But Alice is dedicated to her work, always thinking about ways to improve her craft while also satisfying her clients’ appetite for the extreme. She treats her job as an art and a labor that takes up all of her waking hours. The horror of the film lies in her identity being usurped; of an artist being discredited for her work, and her image falling out of her control. As she wakes up one morning after performing at a local clubhouse to find that she has been locked out of her account, she turns on the site to find that in her place is a woman named Lola who looks exactly like her, being broadcast in her house, but whose actions are alien. To her surprise, the false Lola is much more confident and brazen than her, and is quickly becoming more popular. Tech support is uncaring. Local law enforcement is judgemental and predatory. One client seems to want to help her, but his motives ooze with entitlement and greed. It’s the horror of a world that does not care about women and regard certain professions as “debased.” The drive of the film is Alice pursuing what she is owed.

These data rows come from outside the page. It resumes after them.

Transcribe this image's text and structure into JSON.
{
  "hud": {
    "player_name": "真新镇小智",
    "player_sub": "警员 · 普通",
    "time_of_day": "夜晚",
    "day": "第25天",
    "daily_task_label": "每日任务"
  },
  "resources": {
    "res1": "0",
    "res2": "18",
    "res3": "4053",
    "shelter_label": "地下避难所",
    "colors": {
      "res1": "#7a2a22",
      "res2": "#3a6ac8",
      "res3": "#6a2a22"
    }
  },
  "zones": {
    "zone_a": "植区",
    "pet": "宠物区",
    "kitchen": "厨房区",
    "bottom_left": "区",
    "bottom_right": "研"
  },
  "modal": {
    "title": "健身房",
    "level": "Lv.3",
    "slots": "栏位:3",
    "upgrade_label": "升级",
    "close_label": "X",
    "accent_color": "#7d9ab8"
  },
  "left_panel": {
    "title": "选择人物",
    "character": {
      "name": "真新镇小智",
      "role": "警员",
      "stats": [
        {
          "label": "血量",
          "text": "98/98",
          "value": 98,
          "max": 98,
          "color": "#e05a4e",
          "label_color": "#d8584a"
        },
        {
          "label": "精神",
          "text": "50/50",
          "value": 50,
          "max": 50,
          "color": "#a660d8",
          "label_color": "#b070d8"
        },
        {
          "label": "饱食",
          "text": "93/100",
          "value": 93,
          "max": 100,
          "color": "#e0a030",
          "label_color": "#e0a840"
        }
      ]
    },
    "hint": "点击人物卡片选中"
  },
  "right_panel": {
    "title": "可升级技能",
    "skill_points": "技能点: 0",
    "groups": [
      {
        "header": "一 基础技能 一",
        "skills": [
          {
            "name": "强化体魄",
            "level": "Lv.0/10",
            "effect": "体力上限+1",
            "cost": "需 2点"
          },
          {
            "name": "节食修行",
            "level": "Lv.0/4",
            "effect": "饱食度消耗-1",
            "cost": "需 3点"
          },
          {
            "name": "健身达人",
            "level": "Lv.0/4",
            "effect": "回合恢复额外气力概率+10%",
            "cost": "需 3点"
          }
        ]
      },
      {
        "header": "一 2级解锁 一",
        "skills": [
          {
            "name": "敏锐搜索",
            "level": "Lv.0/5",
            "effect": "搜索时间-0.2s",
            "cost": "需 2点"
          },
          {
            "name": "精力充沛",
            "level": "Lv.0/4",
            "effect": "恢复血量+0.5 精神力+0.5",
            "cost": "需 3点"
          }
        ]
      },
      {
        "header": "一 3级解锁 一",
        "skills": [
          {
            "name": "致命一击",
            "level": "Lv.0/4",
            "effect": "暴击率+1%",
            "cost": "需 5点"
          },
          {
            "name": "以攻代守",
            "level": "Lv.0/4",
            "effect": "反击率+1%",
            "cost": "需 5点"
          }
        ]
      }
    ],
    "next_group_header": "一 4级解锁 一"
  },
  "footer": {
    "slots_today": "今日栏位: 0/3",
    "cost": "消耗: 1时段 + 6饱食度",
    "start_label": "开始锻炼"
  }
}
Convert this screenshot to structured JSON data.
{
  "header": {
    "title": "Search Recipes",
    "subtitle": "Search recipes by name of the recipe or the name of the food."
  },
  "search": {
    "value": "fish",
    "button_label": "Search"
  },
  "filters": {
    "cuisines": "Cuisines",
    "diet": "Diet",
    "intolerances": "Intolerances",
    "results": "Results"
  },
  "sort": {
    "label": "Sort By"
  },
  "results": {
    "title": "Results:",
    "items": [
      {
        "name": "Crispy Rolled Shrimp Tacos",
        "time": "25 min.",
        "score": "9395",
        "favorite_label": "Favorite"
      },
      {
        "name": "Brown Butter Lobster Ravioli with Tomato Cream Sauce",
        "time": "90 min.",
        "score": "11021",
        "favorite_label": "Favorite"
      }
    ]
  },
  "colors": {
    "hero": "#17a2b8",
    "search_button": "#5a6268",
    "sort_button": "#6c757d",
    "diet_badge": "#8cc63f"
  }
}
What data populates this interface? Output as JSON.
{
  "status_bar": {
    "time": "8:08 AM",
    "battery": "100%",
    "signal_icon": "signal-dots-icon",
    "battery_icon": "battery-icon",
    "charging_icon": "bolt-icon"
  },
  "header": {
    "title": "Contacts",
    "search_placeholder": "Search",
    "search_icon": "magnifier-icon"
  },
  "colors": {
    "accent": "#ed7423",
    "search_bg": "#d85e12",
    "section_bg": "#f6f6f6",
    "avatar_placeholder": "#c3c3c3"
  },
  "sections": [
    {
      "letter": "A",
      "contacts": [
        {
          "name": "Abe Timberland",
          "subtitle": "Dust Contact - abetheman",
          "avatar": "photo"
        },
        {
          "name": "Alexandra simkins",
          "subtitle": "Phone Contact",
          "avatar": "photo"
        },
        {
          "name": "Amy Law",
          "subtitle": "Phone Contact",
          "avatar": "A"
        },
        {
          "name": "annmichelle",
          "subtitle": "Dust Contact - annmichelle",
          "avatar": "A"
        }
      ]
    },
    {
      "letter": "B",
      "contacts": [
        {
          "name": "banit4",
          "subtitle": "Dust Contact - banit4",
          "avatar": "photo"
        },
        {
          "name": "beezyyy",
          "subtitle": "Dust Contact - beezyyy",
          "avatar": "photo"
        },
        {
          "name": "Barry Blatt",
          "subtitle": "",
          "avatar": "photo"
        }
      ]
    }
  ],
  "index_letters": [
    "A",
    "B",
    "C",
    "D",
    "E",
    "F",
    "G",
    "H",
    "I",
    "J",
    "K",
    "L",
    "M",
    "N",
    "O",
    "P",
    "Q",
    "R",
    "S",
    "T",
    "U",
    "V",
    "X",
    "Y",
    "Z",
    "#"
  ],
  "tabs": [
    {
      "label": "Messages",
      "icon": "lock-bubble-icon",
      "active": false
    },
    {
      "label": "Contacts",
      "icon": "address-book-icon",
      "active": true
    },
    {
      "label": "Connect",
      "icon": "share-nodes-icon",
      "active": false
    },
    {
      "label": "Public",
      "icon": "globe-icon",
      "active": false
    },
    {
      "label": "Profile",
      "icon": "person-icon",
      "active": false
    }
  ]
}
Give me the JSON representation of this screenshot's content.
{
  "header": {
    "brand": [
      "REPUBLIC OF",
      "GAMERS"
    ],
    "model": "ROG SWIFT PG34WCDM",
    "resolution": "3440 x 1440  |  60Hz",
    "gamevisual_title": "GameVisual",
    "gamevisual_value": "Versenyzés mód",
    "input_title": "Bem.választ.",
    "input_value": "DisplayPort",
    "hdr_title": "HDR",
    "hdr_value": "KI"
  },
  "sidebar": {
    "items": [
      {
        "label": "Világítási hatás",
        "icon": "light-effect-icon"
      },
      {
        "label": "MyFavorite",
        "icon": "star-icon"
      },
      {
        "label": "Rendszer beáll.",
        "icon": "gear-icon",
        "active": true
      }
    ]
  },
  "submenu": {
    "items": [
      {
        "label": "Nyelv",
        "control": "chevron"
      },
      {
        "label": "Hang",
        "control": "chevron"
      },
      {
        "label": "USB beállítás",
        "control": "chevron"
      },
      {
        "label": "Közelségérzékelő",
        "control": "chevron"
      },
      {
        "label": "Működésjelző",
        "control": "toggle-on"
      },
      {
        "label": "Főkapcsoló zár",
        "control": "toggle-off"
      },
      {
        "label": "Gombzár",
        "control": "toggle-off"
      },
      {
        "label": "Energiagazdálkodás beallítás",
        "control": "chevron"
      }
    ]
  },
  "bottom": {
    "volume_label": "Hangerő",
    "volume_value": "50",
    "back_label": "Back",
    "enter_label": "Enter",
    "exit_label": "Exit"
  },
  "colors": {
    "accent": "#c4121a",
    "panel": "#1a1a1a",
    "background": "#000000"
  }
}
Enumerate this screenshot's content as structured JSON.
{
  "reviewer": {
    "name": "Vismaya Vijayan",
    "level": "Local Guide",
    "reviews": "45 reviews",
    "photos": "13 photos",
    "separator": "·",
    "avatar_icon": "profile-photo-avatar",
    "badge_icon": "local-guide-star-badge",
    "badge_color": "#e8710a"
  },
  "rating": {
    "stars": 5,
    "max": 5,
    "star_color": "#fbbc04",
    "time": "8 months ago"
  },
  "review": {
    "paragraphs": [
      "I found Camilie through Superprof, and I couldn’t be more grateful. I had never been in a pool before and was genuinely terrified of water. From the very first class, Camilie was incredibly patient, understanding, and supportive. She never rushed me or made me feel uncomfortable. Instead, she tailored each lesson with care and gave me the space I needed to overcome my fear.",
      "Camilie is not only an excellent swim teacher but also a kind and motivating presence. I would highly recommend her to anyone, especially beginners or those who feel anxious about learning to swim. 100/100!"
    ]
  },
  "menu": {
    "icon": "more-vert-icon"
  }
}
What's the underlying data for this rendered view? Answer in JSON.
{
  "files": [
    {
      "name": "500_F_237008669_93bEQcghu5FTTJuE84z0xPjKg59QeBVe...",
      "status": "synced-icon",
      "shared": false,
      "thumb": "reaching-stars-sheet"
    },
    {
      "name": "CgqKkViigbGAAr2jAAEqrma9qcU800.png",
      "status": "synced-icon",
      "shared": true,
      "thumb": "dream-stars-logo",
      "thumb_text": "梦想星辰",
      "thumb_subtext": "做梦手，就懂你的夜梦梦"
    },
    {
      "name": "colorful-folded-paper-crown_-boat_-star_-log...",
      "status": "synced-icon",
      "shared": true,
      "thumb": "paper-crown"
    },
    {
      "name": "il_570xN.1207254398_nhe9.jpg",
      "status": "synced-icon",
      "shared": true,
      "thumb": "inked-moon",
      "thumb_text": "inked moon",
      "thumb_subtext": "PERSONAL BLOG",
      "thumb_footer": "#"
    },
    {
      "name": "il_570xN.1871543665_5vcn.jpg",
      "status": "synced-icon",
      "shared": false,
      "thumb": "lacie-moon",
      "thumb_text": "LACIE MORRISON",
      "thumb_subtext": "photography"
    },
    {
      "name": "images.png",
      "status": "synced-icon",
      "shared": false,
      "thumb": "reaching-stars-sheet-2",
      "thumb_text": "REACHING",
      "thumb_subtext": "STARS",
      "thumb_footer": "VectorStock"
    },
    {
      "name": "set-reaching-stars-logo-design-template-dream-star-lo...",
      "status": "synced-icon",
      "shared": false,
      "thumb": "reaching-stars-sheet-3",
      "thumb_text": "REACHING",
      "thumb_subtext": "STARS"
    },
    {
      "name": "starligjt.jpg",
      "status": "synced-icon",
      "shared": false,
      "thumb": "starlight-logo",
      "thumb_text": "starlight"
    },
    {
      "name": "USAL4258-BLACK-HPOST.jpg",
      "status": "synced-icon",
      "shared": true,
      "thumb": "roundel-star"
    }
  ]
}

It is no accident that the false Lola is somewhat aspirational. She appears effortless, devoid of fear and the need for capital–as Alice depends on sex work for her livelihood, but it is clear that she is making a small fortune. Lola appears detached from the material conditions of sex work, while off-screen Alice bites her nails nervously, and navigates complicated social and familial dynamics. Throughout her journey, Alice begins to almost emulate her on-screen doppelganger in assertiveness. In a gripping final scene, the internet becomes an opportunity for (possible) innovation and redemption, a place where identity and authenticity are mutable, but is rife with creative possibilities. It’s something limitless, but the dangers that lurk–such as the mysterious entity that profits off of women’s images and creations–are inexhaustible. From the perspective of an artist like Alice, there’s something freeing about the idea that reinvention is always possible. Cam asks us to reflect on our relationship with the web, and the folks who create some of its most viral content. But also, it asks us to examine ourselves, and to dismantle harmful cinematic tropes.